As Montgomery County and the nation at large fights to slow the spread of COVID-19 the Centers for Disease Control and Prevention (CDC) and government officials remind us that vaccination is a crucial part of the process, but students are of different minds on whether to get the vaccine.

Anyone 18 years or older is now able receive the Moderna vaccine at the APSU campus vaccination site free of charge.

Many GOVs have taken advantage of this opportunity. Just last week APSU’s vaccination site administered its 2,000th vaccine.

The CDC has stated that COVID-19 vaccination is an important tool to help stop the COVID-19 pandemic. The CDC also recommends you get a COVID-19 vaccine as soon as one is available to you.

A few APSU students explained why they received the vaccine or are planning to do so in the near future.

Wesley Hall is a senior majoring in General Studies. He said that he currently is scheduled to get his “as insurance to ensure that I have it.”

Alex Kress is another senior who is majoring in Music Education. He received the Johnson & Johnson version of the vaccine that only required one dose.
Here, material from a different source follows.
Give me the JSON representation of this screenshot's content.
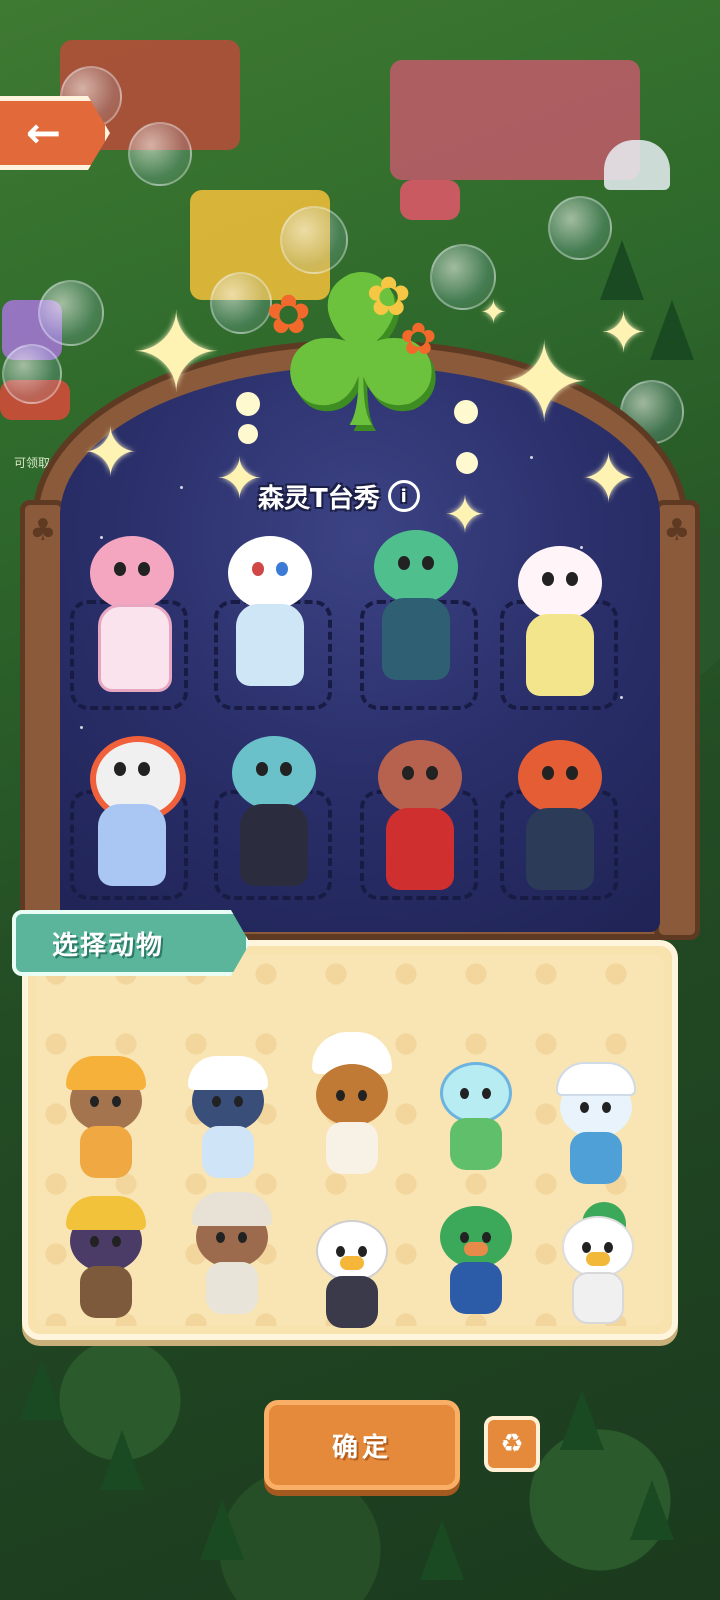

“It made me more comfortable to know that I have it,” Kress said.

Some of the students based their decision as a result of being infected or possibly being affected by the Coronavirus itself.

Hazel Shipley is a sophomore majoring in Music Education and Performance. She has already received her first round of the vaccine.

“I already had Covid in January and I spent a week in the hospital from it and my lungs still aren’t 100% healed,” Shipley said. “I never want to go through that again, and I never want anyone else to go through it either.”

Abbigale Corbus is a sophomore majoring in Computer Science Database Administration. She has received her first dose and scheduled for her second.

“I am at high risk and so is a lot of my family,” Corbus said.

Ensuring the safety of others was also a major factor for student’s decisions when it came to getting vaccinated.

Alan Bartee is a junior majoring Communications and Broadcast Media. He plans to get the vaccine, “to make sure the people around me are safe.”

Erin Bosbury is a sophomore English major. She has also received her first dose and scheduled a second.

“I want to be able to safely be around others again. I’m an extravert and love to socialize,” Bosbury said.

Susan Connor is also a sophomore who is majoring in Elementary Education.

“I have received my first dose to help out the community,” Connor said.

She also had a more personal reason for it which hits close to home.

“I’ll be visiting my grandparents who I haven’t seen in over a year,” Connor said.

Kayla Gore is a freshman with a major in Animation.

“I plan to be vaccinated not only to protect myself but others as well,” Gore said. “We need to reach herd immunity to get back to normal. Getting the vaccine for everyone who is able, is an important step in reaching that goal.”

The possibility of long term effects or even side effects were also factors that were considered when making such a decision.

Christopher Erickson is a junior majoring in Geoscience with a concentration in Geology.

“I am getting it because the possible long term side effects of Corona are appalling. Additionally, I view it as my civic duty to get it and protect others,” Erickson said.

David Keesler, a freshman majoring in General Health Studies has already received both doses of the vaccine.

“I’m getting it because I don’t see it as a bad thing. I think the benefits of being vaccinated and doing my part outweigh the possible side effects,” Keesler said.

As the vaccine is new, some people may be skeptical or cautious. Though, the CDC has stated

J’Mia Orr is a freshman majoring in Communications. She says she may get vaccinated, but the timing isn’t right yet.

“My family wants me to. I would eventually, but I feel it’s too soon though,” Orr said.

Deja Moulden is a senior majoring in Elementary Education. She hasn’t quite made up her mind on the vaccine.

“I still want to do more research on it,” Moulden said.

Maya Williams who is a freshman majoring in Liberal Arts is not planning to get the vaccine any time soon.

“I don’t trust it,” Williams said.

The CDC has stated that all COVID-19 vaccines currently available in the United States are effective at preventing COVID-19 as seen in clinical trial settings.

The World Health Organization (WHO) recommends that even if you are fully vaccinated, for the foreseeable future we must continue wearing masks, physically distancing and avoiding crowds.

“Being vaccinated does not mean that we can throw caution to the wind and put ourselves and others at risk,” WHO stated on their website.

Students who would like to get vaccinated may sign up at

The APSU vaccination site is located at a drive-thru site behind the Ard Building, and individuals registered to receive a vaccination must enter lot 11 by traveling east on Main Street. Traffic will not be allowed to enter from University Avenue.